Has the web become a big Wordpress linkfarm driven by social networking?

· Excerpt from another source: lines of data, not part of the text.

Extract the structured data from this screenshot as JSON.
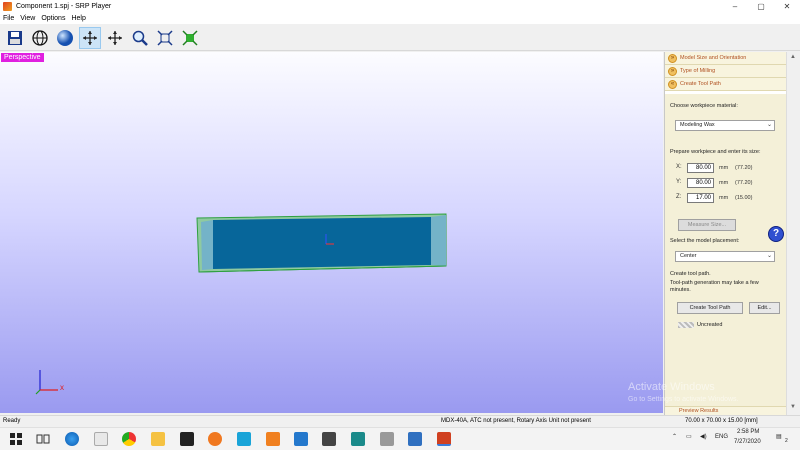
{
  "window": {
    "title": "Component 1.spj - SRP Player"
  },
  "menu": {
    "items": [
      "File",
      "View",
      "Options",
      "Help"
    ]
  },
  "toolbar": {
    "tools": [
      "save-icon",
      "globe-icon",
      "sphere-icon",
      "move-icon",
      "pan-icon",
      "zoom-icon",
      "fit-icon",
      "fit-all-icon"
    ]
  },
  "viewport": {
    "label": "Perspective",
    "axis_x": "x"
  },
  "panel": {
    "steps": [
      "Model Size and Orientation",
      "Type of Milling",
      "Create Tool Path"
    ],
    "material_label": "Choose workpiece material:",
    "material_value": "Modeling Wax",
    "size_label": "Prepare workpiece and enter its size:",
    "x_label": "X:",
    "x_value": "80.00",
    "x_hint": "(77.20)",
    "y_label": "Y:",
    "y_value": "80.00",
    "y_hint": "(77.20)",
    "z_label": "Z:",
    "z_value": "17.00",
    "z_hint": "(15.00)",
    "unit": "mm",
    "measure_button": "Measure Size...",
    "placement_label": "Select the model placement:",
    "placement_value": "Center",
    "create_label": "Create tool path.",
    "create_note": "Tool-path generation may take a few minutes.",
    "create_button": "Create Tool Path",
    "edit_button": "Edit...",
    "status": "Uncreated",
    "preview": "Preview Results",
    "help": "?"
  },
  "statusbar": {
    "left": "Ready",
    "middle": "MDX-40A, ATC not present, Rotary Axis Unit not present",
    "right": "70.00 x  70.00 x  15.00 [mm]"
  },
  "watermark": {
    "title": "Activate Windows",
    "sub": "Go to Settings to activate Windows."
  },
  "tray": {
    "lang": "ENG",
    "time": "2:58 PM",
    "date": "7/27/2020",
    "badge": "2"
  }
}
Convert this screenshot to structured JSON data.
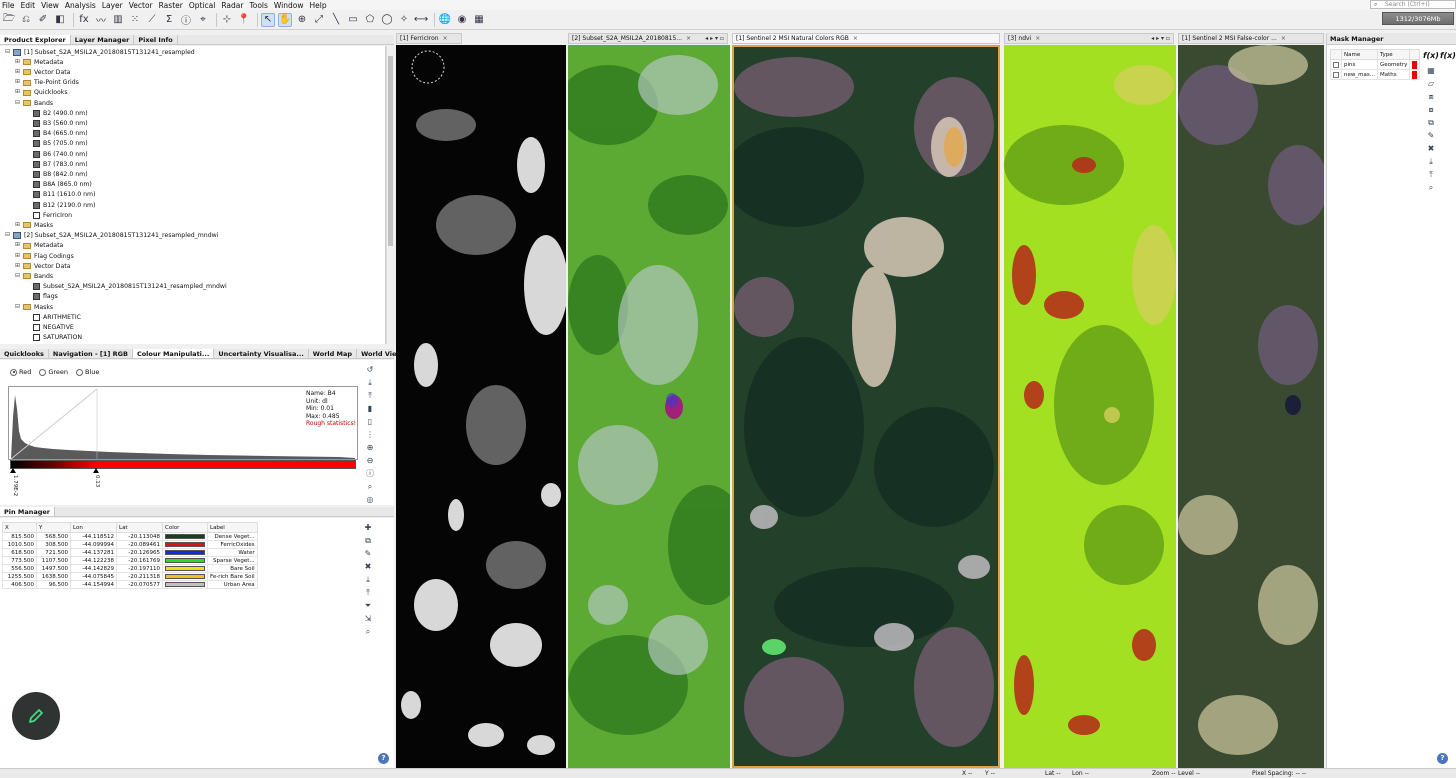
{
  "menu": [
    "File",
    "Edit",
    "View",
    "Analysis",
    "Layer",
    "Vector",
    "Raster",
    "Optical",
    "Radar",
    "Tools",
    "Window",
    "Help"
  ],
  "search_placeholder": "Search (Ctrl+I)",
  "memory": "1312/3076Mb",
  "toolbar_icons": [
    "open-product-icon",
    "session-icon",
    "new-vector-icon",
    "layer-icon",
    "band-maths-icon",
    "spectrum-icon",
    "histogram-icon",
    "scatter-plot-icon",
    "profile-plot-icon",
    "statistics-icon",
    "information-icon",
    "pixel-info-icon",
    "gcp-icon",
    "pin-tool-icon",
    "select-tool-icon",
    "pan-tool-icon",
    "zoom-in-tool-icon",
    "zoom-all-icon",
    "draw-line-icon",
    "draw-rectangle-icon",
    "draw-polygon-icon",
    "draw-ellipse-icon",
    "magic-wand-icon",
    "range-finder-icon",
    "world-view-icon",
    "globe-icon",
    "tile-icon"
  ],
  "top_tabs": [
    "Product Explorer",
    "Layer Manager",
    "Pixel Info"
  ],
  "tree": [
    {
      "level": 0,
      "icon": "prod",
      "exp": "−",
      "text": "[1] Subset_S2A_MSIL2A_20180815T131241_resampled"
    },
    {
      "level": 1,
      "icon": "fold",
      "exp": "+",
      "text": "Metadata"
    },
    {
      "level": 1,
      "icon": "fold",
      "exp": "+",
      "text": "Vector Data"
    },
    {
      "level": 1,
      "icon": "fold",
      "exp": "+",
      "text": "Tie-Point Grids"
    },
    {
      "level": 1,
      "icon": "fold",
      "exp": "+",
      "text": "Quicklooks"
    },
    {
      "level": 1,
      "icon": "fold",
      "exp": "−",
      "text": "Bands"
    },
    {
      "level": 2,
      "icon": "band",
      "exp": "",
      "text": "B2 (490.0 nm)"
    },
    {
      "level": 2,
      "icon": "band",
      "exp": "",
      "text": "B3 (560.0 nm)"
    },
    {
      "level": 2,
      "icon": "band",
      "exp": "",
      "text": "B4 (665.0 nm)"
    },
    {
      "level": 2,
      "icon": "band",
      "exp": "",
      "text": "B5 (705.0 nm)"
    },
    {
      "level": 2,
      "icon": "band",
      "exp": "",
      "text": "B6 (740.0 nm)"
    },
    {
      "level": 2,
      "icon": "band",
      "exp": "",
      "text": "B7 (783.0 nm)"
    },
    {
      "level": 2,
      "icon": "band",
      "exp": "",
      "text": "B8 (842.0 nm)"
    },
    {
      "level": 2,
      "icon": "band",
      "exp": "",
      "text": "B8A (865.0 nm)"
    },
    {
      "level": 2,
      "icon": "band",
      "exp": "",
      "text": "B11 (1610.0 nm)"
    },
    {
      "level": 2,
      "icon": "band",
      "exp": "",
      "text": "B12 (2190.0 nm)"
    },
    {
      "level": 2,
      "icon": "mask",
      "exp": "",
      "text": "FerricIron"
    },
    {
      "level": 1,
      "icon": "fold",
      "exp": "+",
      "text": "Masks"
    },
    {
      "level": 0,
      "icon": "prod",
      "exp": "−",
      "text": "[2] Subset_S2A_MSIL2A_20180815T131241_resampled_mndwi"
    },
    {
      "level": 1,
      "icon": "fold",
      "exp": "+",
      "text": "Metadata"
    },
    {
      "level": 1,
      "icon": "fold",
      "exp": "+",
      "text": "Flag Codings"
    },
    {
      "level": 1,
      "icon": "fold",
      "exp": "+",
      "text": "Vector Data"
    },
    {
      "level": 1,
      "icon": "fold",
      "exp": "−",
      "text": "Bands"
    },
    {
      "level": 2,
      "icon": "band",
      "exp": "",
      "text": "Subset_S2A_MSIL2A_20180815T131241_resampled_mndwi"
    },
    {
      "level": 2,
      "icon": "band",
      "exp": "",
      "text": "flags"
    },
    {
      "level": 1,
      "icon": "fold",
      "exp": "−",
      "text": "Masks"
    },
    {
      "level": 2,
      "icon": "mask",
      "exp": "",
      "text": "ARITHMETIC"
    },
    {
      "level": 2,
      "icon": "mask",
      "exp": "",
      "text": "NEGATIVE"
    },
    {
      "level": 2,
      "icon": "mask",
      "exp": "",
      "text": "SATURATION"
    }
  ],
  "mid_tabs": [
    "Quicklooks",
    "Navigation - [1] RGB",
    "Colour Manipulati...",
    "Uncertainty Visualisa...",
    "World Map",
    "World View"
  ],
  "colour": {
    "radios": [
      {
        "label": "Red",
        "on": true
      },
      {
        "label": "Green",
        "on": false
      },
      {
        "label": "Blue",
        "on": false
      }
    ],
    "info": [
      "Name: B4",
      "Unit: dl",
      "Min: 0.01",
      "Max: 0.485"
    ],
    "warning": "Rough statistics!",
    "slider_min": "1.79E-2",
    "slider_max": "0.13"
  },
  "pin_manager": {
    "title": "Pin Manager",
    "columns": [
      "X",
      "Y",
      "Lon",
      "Lat",
      "Color",
      "Label"
    ],
    "rows": [
      {
        "x": "815.500",
        "y": "568.500",
        "lon": "-44.118512",
        "lat": "-20.113048",
        "color": "#1f3d1f",
        "label": "Dense Veget..."
      },
      {
        "x": "1010.500",
        "y": "308.500",
        "lon": "-44.099994",
        "lat": "-20.089461",
        "color": "#e01010",
        "label": "FerricOxides"
      },
      {
        "x": "618.500",
        "y": "721.500",
        "lon": "-44.137281",
        "lat": "-20.126965",
        "color": "#1428e0",
        "label": "Water"
      },
      {
        "x": "773.500",
        "y": "1107.500",
        "lon": "-44.122238",
        "lat": "-20.161769",
        "color": "#22e022",
        "label": "Sparse Veget..."
      },
      {
        "x": "556.500",
        "y": "1497.500",
        "lon": "-44.142829",
        "lat": "-20.197110",
        "color": "#f0e010",
        "label": "Bare Soil"
      },
      {
        "x": "1255.500",
        "y": "1638.500",
        "lon": "-44.075845",
        "lat": "-20.211318",
        "color": "#f0c020",
        "label": "Fe-rich Bare Soil"
      },
      {
        "x": "406.500",
        "y": "96.500",
        "lon": "-44.154994",
        "lat": "-20.070577",
        "color": "#c0c0c0",
        "label": "Urban Area"
      }
    ]
  },
  "views": [
    {
      "label": "[1] FerricIron"
    },
    {
      "label": "[2] Subset_S2A_MSIL2A_20180815..."
    },
    {
      "label": "[1] Sentinel 2 MSI Natural Colors RGB"
    },
    {
      "label": "[3] ndvi"
    },
    {
      "label": "[1] Sentinel 2 MSI False-color ..."
    }
  ],
  "mask_manager": {
    "title": "Mask Manager",
    "columns": [
      "Name",
      "Type"
    ],
    "rows": [
      {
        "name": "pins",
        "type": "Geometry"
      },
      {
        "name": "new_mas...",
        "type": "Maths"
      }
    ],
    "fx": "f(x)",
    "xfx": "f(x)"
  },
  "status": {
    "x": "X --",
    "y": "Y --",
    "lat": "Lat --",
    "lon": "Lon --",
    "zoom": "Zoom --",
    "level": "Level --",
    "spacing": "Pixel Spacing: -- --"
  }
}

I loved it the other day when Prince said “the internet’s completely over”. Like that statement, and the headline above, much of what I’m about to say will be hyperbole, opinion, and oversimplification. Which is ironic, because that’s kind of what the web has become as a result of some of what I’ll be talking about. Do you remember when there were more than three search engines? When grandma didn’t have a blog, and your mom didn’t ask you “how do I set up a Facebook?” Or when small business owners who can barely use e-mail didn’t ask their web developer questions like “we’ll be be implementing SEO and social media tools when you build my website, right?” I would argue that Google’s domination of search and the ease of installation of WordPress blogs have done nearly irreversible damage to the web. How? Back when there were a half dozen or so competing search engines – Lycos, Hotbot, Excite, MSN, Yahoo, Altavista, etc. -they would have ups and downs and shortcomings, but competition would drive their evolution. And perhaps more importantly, an interesting cycle would drive part of that evolution: a popular search engine would attract SEO experts, which would slowly erode the engine’s organic results, which would cause a migration to a new search engine, which would inspire the top dog to clean up their index, or fail. Then Google came along. They did so many things so well in the beginning that it was almost magical. And slowly their competitors faded into oblivion, so that now, according to stats like this, Google has about 70% of the market, Yahoo 15%, and Bing 9%. So why is that bad? Although a disruptive technology could always come along, for now, there’s little incentive for developers and VC’s to say “hey, let’s start a search engine“. And with Google as basically the only portal to the web for most people, their search results have become so “spammed out” and infested with WordPress-driven linkfarms in general results, and Yelp-like listings in local results, that random searches can often be utterly useless. And Google can care less about that for awhile, because where will you go? It’s sort of like if you were frustrated with your cable TV service. What are you gonna do, call the other cable company? Add to this mix an attempt to cash in on the myth of the wisdom of the crowd, and you get a real mess. Rather quickly, any site that is based on natural networks of user trust will fall apart. Think of something like Yelp. Who bothers to offer up reviews on sites like Yelp? Mostly either opinionated egoists, or angry people. Real experts are too busy doing whatever they do as experts. Which is an idea summed up nicely in this piece by Amber Naslund, which talks about “confusing ego with influence”. And when Facebook becomes the second most visited site on the web, you get an interesting new phase. Google vs Facebook. Google keeps going after Facebook, while Facebook enters the search market. I can’t wait ’til all my search results are based on “Like” buttons that were clicked in e-mail spam campaigns. How about you? Oh I don’t need to ask. Facebook’s Edgerank will keep me informed of what you’re thinking and doing if I need to know. Which is another piece of this e-pocalypse. We already know that Google is making us stupid, but once we’re stupid, is it really such a good idea to make Facebook the very first thing we do each day?